Take every line from the entries below that includes the word "Just" and copy it.

──────── INPUT DATA

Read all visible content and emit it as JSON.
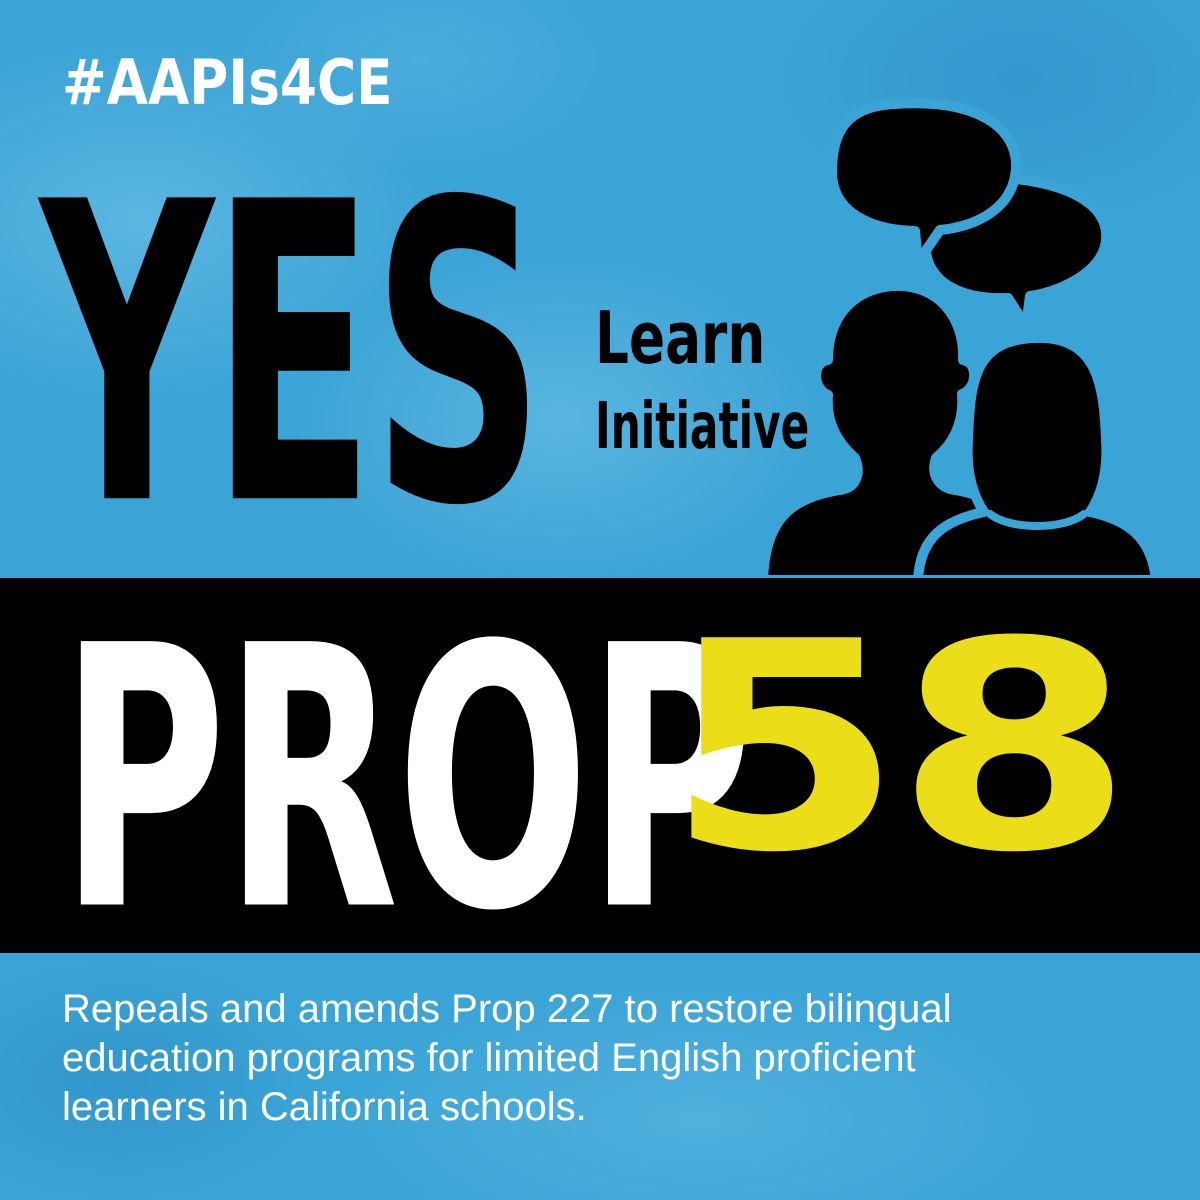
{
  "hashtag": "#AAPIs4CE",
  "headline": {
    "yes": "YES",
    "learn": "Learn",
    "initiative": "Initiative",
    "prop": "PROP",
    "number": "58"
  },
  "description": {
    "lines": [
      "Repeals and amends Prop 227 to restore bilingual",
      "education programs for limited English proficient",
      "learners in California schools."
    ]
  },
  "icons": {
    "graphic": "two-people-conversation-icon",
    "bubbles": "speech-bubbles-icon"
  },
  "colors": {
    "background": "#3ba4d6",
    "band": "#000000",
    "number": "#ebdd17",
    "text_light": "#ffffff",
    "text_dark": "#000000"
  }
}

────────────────
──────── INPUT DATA

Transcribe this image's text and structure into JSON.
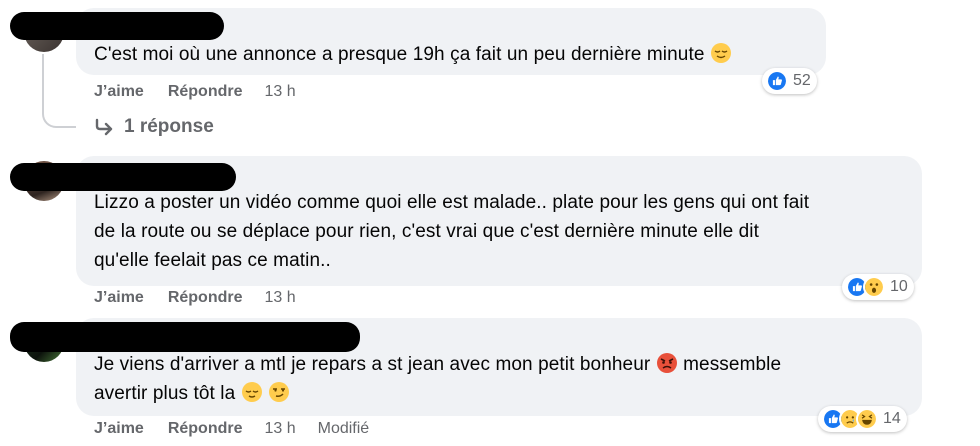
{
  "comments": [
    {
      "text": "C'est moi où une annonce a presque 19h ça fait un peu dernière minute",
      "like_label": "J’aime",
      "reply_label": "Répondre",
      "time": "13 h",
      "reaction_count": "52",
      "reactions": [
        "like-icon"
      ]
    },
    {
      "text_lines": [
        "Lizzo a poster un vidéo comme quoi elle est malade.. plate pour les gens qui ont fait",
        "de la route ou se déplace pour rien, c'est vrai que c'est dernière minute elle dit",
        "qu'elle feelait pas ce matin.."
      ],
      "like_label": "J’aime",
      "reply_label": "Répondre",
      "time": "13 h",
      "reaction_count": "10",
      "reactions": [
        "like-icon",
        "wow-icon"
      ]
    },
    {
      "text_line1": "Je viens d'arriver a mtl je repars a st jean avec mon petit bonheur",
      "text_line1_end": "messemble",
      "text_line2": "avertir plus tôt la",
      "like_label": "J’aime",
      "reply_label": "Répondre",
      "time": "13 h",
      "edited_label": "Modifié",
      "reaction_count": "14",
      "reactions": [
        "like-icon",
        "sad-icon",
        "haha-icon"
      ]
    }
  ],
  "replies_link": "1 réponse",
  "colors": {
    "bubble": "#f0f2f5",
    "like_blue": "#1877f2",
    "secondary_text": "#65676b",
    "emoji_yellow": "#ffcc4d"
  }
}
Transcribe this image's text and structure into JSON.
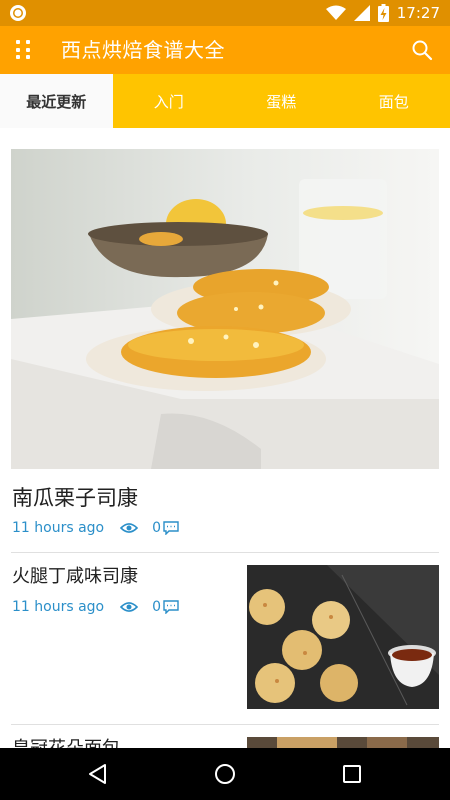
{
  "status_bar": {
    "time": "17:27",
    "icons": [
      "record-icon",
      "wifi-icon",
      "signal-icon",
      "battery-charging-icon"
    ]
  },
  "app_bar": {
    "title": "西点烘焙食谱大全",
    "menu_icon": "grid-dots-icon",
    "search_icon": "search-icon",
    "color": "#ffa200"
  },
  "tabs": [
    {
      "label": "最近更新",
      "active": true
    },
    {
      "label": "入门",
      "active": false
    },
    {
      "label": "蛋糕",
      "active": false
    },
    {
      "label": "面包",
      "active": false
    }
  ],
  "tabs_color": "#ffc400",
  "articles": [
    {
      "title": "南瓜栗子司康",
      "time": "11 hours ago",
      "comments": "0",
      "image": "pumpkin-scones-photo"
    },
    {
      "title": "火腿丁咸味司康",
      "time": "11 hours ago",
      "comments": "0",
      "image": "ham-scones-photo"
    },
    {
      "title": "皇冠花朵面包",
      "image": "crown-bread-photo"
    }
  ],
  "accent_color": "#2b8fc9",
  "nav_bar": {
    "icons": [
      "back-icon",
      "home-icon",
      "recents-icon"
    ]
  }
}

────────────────
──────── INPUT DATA

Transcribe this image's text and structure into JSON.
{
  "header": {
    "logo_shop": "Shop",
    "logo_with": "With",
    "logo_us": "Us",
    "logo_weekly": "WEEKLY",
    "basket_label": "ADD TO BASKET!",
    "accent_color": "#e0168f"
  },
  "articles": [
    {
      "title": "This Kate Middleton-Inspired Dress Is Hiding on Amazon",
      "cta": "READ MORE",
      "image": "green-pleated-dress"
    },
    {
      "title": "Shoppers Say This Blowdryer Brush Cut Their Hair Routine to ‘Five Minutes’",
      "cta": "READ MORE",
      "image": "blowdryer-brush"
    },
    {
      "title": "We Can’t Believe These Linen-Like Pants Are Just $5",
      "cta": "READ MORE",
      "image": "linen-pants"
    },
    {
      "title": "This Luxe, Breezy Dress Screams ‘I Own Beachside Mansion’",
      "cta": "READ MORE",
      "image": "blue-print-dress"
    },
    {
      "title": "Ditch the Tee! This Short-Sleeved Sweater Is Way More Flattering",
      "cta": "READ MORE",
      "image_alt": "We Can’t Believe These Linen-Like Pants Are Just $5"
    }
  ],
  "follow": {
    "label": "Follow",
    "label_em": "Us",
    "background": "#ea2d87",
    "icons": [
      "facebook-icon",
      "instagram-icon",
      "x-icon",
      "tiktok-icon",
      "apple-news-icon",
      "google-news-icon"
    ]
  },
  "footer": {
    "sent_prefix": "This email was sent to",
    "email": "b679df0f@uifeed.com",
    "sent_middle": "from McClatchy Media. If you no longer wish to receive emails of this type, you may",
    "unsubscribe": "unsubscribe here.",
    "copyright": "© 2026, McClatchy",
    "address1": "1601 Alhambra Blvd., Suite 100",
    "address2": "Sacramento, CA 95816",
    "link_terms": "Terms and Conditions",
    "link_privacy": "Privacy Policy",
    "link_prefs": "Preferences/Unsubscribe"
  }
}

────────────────

- _ANSWER SPACE_
      "title": "We Can’t Believe These Linen-Like Pants Are Just $5",
      "image_alt": "We Can’t Believe These Linen-Like Pants Are Just $5"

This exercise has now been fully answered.